## Task details
In the listing below, find every line with the string "subdomain" and pull it out.

[[ Dataset records, beginning ]]

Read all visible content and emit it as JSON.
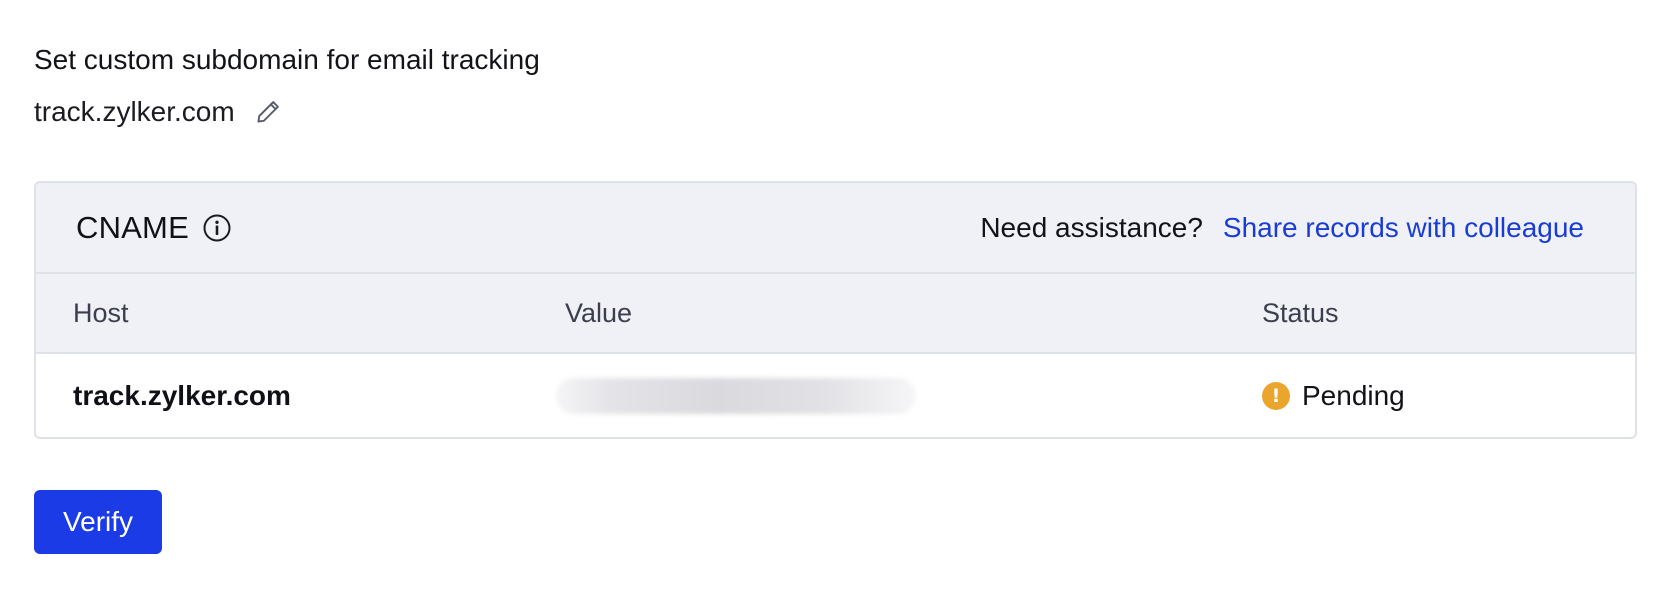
{
  "section": {
    "heading": "Set custom subdomain for email tracking",
    "subdomain": "track.zylker.com",
    "edit_icon": "pencil-icon"
  },
  "card": {
    "title": "CNAME",
    "info_icon": "info-circle-icon",
    "assist_label": "Need assistance?",
    "share_link": "Share records with colleague"
  },
  "table": {
    "columns": [
      "Host",
      "Value",
      "Status"
    ],
    "rows": [
      {
        "host": "track.zylker.com",
        "value": "",
        "status": "Pending",
        "status_icon": "warning-circle-icon"
      }
    ]
  },
  "actions": {
    "verify_label": "Verify"
  },
  "colors": {
    "accent": "#1b3be6",
    "link": "#1a3dd1",
    "pending": "#eaa52c",
    "header_bg": "#f0f1f6",
    "border": "#dfe1e8"
  }
}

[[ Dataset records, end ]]

## Exercise output
    "heading": "Set custom subdomain for email tracking",
    "subdomain": "track.zylker.com",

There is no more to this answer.